These are still embryonic days for the man whose job it is to dig for victories as the head of the new England rugby union machine. Martin Johnson may yet come up smelling of red roses. He might even come up smiling, from beneath the darkened brow that was furrowed by 28 Australian points at Twickenham a fortnight ago and deepened to something of a trench by 42 Springbok points at the old south-west London cabbage patch last weekend.
For that smile to have the golden glint of the Webb Ellis Cup about it in New Zealand in 2011, though, the England team manager of five months would need to break new ground. No national manager or head coach has ever succeeded in building a Rugby World Cup-winning side without having served a coaching apprenticeship somewhere closer to the grass roots of the game.
Jake White, the man responsible for the Springboks being the holders of the treasured tin pot courtesy of their 15-6 victory against England in last year's final in the Stade de France, started his coaching career with the First XV at Parktown High School in Johannesburg in 1982. White graduated to the post of South Africa's head coach by degrees, via a stint as their video analyst and a spell in charge of South Africa's Under-21 side, whom he led to victory in the Under-21 World Cup in 2002.
It was similar with Clive Woodward, the future knight of the realm who took the England team captained by Johnson to World Cup glory in 2003. In contrast to White, who had been a hooker in the Johannesburg College First XV, he brought the curriculum vitae of a distinguished former international player to the coaches' table, having been a centre of some excellence with England and the British and Irish Lions. He still served some time on the lower rungs, though, trialling his holistic approach with Henley in South West Division Two before moving on to London Irish, Bath and the England Under-21 team.
Likewise, the first four Rugby World Cup-winning coaches – Rod Macqueen (Australia, 1999), Kitch Christie (South Africa, 1995), Bob Dwyer (Australia, 1991) and Brian Lochore (New Zealand, 1987) – all learned their trade at club level before taking charge of their national teams. The big question about Johnson is whether he can succeed in breaking the mould.
As Sir Clive himself remarked before his one-time captain's debut in the manager's seat at Twickenham: "I think we'd all be a little bit more confident if he had spent three or four years coaching at Leicester or somewhere and was coming in with a proven record of being a chess player. He's a warrior; we're about to find out whether he can play chess."

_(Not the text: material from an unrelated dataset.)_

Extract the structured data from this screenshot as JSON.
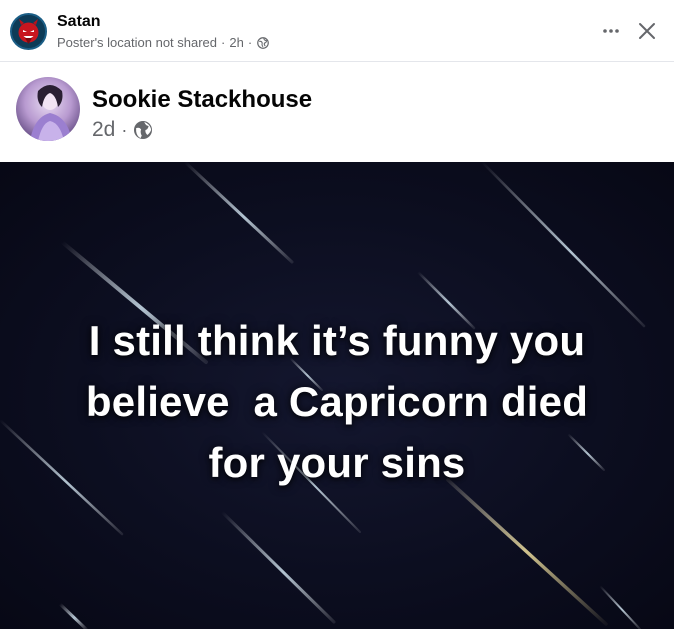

Only time will tell. Johnson has been no Bobby Fischer in his autumn baptism, but then Woodward looked not so much like a future knight as a cornered king a year into his reign in the England job. Remember the Tour From Hell: the shipping of 76 points against Australia and 64 against New Zealand? That came in the summer of 1998, five years before the heavenly heights of Jonny Wilkinson's drop goal at the Telstra Stadium in Sydney.
There are two more autumn series plus a trio of Six Nations' Championships to negotiate before the judgement days arrive for the Johnno regime at the 2011 World Cup in New Zealand. That is, of course, assuming that the powers that be at Twickenham keep backing their man and desist from swapping horses in midstream.
Sporting wisdom has it that thoroughbreds like Johnson do not tend to have the required stock for staying the course when they straddle the fence from the playing to the coaching-cum-managing side of their particular game. Sadly, the size of the challenge proved to be a Becher's Brook for the man who captained England to football's World Cup in 1966. The great Bobby Moore had a not-so-great time in management at Oxford City and Southend United. It was the same for Bobby Charlton at Preston, Geoff Hurst at Chelsea, Jackie Milburn at Ipswich and countless others.
Four of the six Rugby World Cup-winning coaches – White, Macqueen, Christie and Dwyer – never got close to international level as players. Alex Ferguson once finished as joint-top scorer in the Scottish First Division but did not get close to the Scotland team as a footballer. Arsène Wenger and Jose Mourinho were players of even more modest means but also made the trophy-winning grade when they moved into management.
For the past 27 months, Roy Keane has been making his way as a football manager. As totemic a figure as Johnson in his playing days – and as successful a one, at club level at least – he is still learning the ropes with Sunderland, not quite the top job in the domestic round-ball game.
His team's form of late has hit a ropey patch, but the lengths to which Keane has gone to study the management game could hardly be more impressive. Last June he travelled the 12,096 miles from Sunderland to Wellington to spend a week with the New Zealand rugby union team.
Not that Martin Johnson could expect to be quite so welcome if he fancied furthering his management education with a bit of work experience in the All Black camp.Reuse content